Requirements: Under 45 years old - female (sic) are required.
Remark: Excellent chances of getting this job if you're a youngish female. Old hags (45+) and blokes haven't got a chance in hell. Schools should realise that some men can be great young learners' teachers as well and that not all females adore children.
Requirements vs. remuneration
The funny things when looking at job boards is, job requirements are usually very rigorous but salary is often a complete joke.
Many salaries offered may seem high when compared to local salaries, but to lure a good English teacher to a faraway land, they should be more than peanuts. No wonder only 2nd or even 3rd tier monkeys apply for many of these positions.
By the way, very few applicants are interested to know that local Somchai's or Zhou Li's can survive on respectively 15,000 baht of 3,000 yuan a month. A foreign teacher may need some more creature comforts and might want to build up a nest egg for rainy days or a trip to their home country.
Better job ads
So what kind of teachers should schools be looking for and how can they improve their job ads? As far as I'm concerned, EFL job requirements should look more like this (adaptable to the local situation of course):
• Well-qualified: tertiary degree and teaching certificate
• Excellent English skills
• Dedicated and creative individuals
• Experience preferred
I've seen some ads recently asking for a neutral accent. I can only applaud this as teachers with heavy regional accents can be hard to understand, especially for beginners and elementary learners (not to mention friends and colleagues).

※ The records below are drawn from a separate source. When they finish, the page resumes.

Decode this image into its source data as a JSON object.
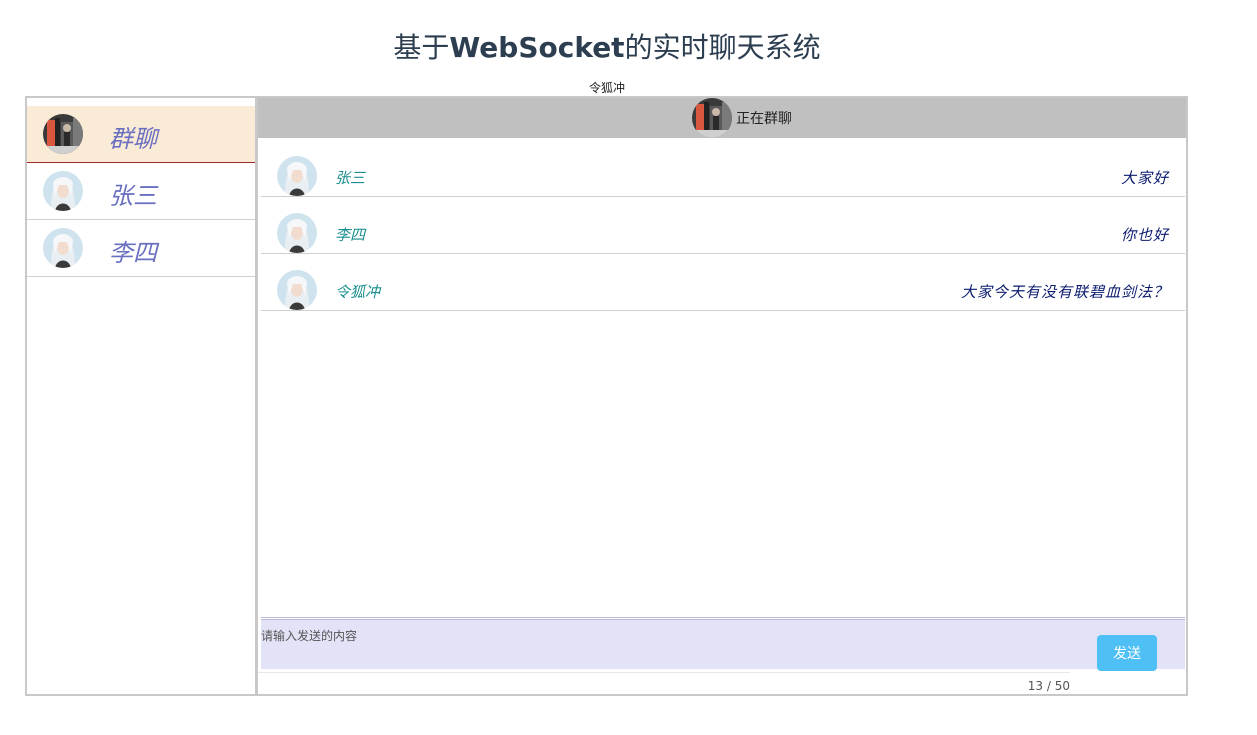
{
  "page": {
    "title_prefix": "基于",
    "title_bold": "WebSocket",
    "title_suffix": "的实时聊天系统",
    "current_user": "令狐冲"
  },
  "sidebar": {
    "items": [
      {
        "label": "群聊",
        "avatar": "group-avatar",
        "active": true
      },
      {
        "label": "张三",
        "avatar": "user-avatar",
        "active": false
      },
      {
        "label": "李四",
        "avatar": "user-avatar",
        "active": false
      }
    ]
  },
  "chat": {
    "header_text": "正在群聊",
    "messages": [
      {
        "sender": "张三",
        "text": "大家好"
      },
      {
        "sender": "李四",
        "text": "你也好"
      },
      {
        "sender": "令狐冲",
        "text": "大家今天有没有联碧血剑法？"
      }
    ],
    "input": {
      "value": "",
      "placeholder": "请输入发送的内容"
    },
    "send_label": "发送",
    "counter": "13 / 50"
  },
  "colors": {
    "active_item_bg": "#faebd7",
    "header_bg": "#c0c0c0",
    "composer_bg": "#e3e3f7",
    "send_button": "#4fc0f6",
    "sidebar_name": "#6a6fc0",
    "sender_name": "#1a8e8e",
    "message_text": "#0a1a6e"
  }
}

However, this is often linked to the native speaker requirement, which it really shouldn't. If a speaker has a neutral English accent, can be clearly understood and if it's hard to determine where he's from when speaking, it shouldn't matter whether he's American, German, South African or Iranian. I'd hire a well-spoken and dedicated Hungarian or Zimbabwean instead of a native-speaking lager lout or redneck with bloodshot eyes any day.
Finally, schools and recruiters should start looking for the best qualified and most suitable candidates without limiting their scope using nationality, age, gender or skin colour. Only then can we truly improve education in a globalised world.
Even if local attitudes seem to be rather narrow-minded, putting decent teachers - no matter what colour or origin - in front of an audience is often the best way to overcome the students' and parents' fears and make them understand that excellent teaching skills are not linked to appearance or colour of your passport.
Foreign English teachers should be seen as educators and not exotic entertainers or foreign wizards with an innate teaching ability. Good luck to all of you currently on a job hunt.
PS: All job requirements in this article were taken from actual job postings.